> How to complete this task
Your task is to gather the lines below that hold the string "BACKDOOR".

+--

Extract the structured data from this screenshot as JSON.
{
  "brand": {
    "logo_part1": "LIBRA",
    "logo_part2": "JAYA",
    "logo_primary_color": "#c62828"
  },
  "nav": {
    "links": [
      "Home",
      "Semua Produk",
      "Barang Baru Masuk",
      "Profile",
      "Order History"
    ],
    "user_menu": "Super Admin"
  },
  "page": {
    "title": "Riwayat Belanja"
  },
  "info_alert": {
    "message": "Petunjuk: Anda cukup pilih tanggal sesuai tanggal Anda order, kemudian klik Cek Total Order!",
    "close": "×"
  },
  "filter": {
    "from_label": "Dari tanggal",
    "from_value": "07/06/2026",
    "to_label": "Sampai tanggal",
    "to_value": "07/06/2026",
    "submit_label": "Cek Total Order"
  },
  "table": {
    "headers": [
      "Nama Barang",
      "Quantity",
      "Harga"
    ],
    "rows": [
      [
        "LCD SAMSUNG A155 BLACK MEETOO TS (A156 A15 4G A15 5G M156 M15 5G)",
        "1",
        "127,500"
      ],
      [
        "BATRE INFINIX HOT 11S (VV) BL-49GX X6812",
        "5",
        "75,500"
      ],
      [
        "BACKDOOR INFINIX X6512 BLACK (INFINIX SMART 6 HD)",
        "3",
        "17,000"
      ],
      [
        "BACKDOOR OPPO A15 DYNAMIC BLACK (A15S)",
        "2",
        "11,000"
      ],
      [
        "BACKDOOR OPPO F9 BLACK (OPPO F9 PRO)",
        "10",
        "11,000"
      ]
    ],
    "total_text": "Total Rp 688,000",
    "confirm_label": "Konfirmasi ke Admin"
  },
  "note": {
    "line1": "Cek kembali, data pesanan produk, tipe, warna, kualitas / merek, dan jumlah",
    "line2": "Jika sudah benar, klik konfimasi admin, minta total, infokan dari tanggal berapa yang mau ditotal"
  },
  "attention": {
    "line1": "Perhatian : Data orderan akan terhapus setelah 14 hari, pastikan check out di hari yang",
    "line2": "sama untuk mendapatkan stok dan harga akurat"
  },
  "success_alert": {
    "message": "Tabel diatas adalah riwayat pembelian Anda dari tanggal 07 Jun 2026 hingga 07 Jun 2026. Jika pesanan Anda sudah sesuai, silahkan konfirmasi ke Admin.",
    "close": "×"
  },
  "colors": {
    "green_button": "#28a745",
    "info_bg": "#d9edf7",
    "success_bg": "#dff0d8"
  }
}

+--

> Written response
        "BACKDOOR INFINIX X6512 BLACK (INFINIX SMART 6 HD)",
        "BACKDOOR OPPO A15 DYNAMIC BLACK (A15S)",
        "BACKDOOR OPPO F9 BLACK (OPPO F9 PRO)",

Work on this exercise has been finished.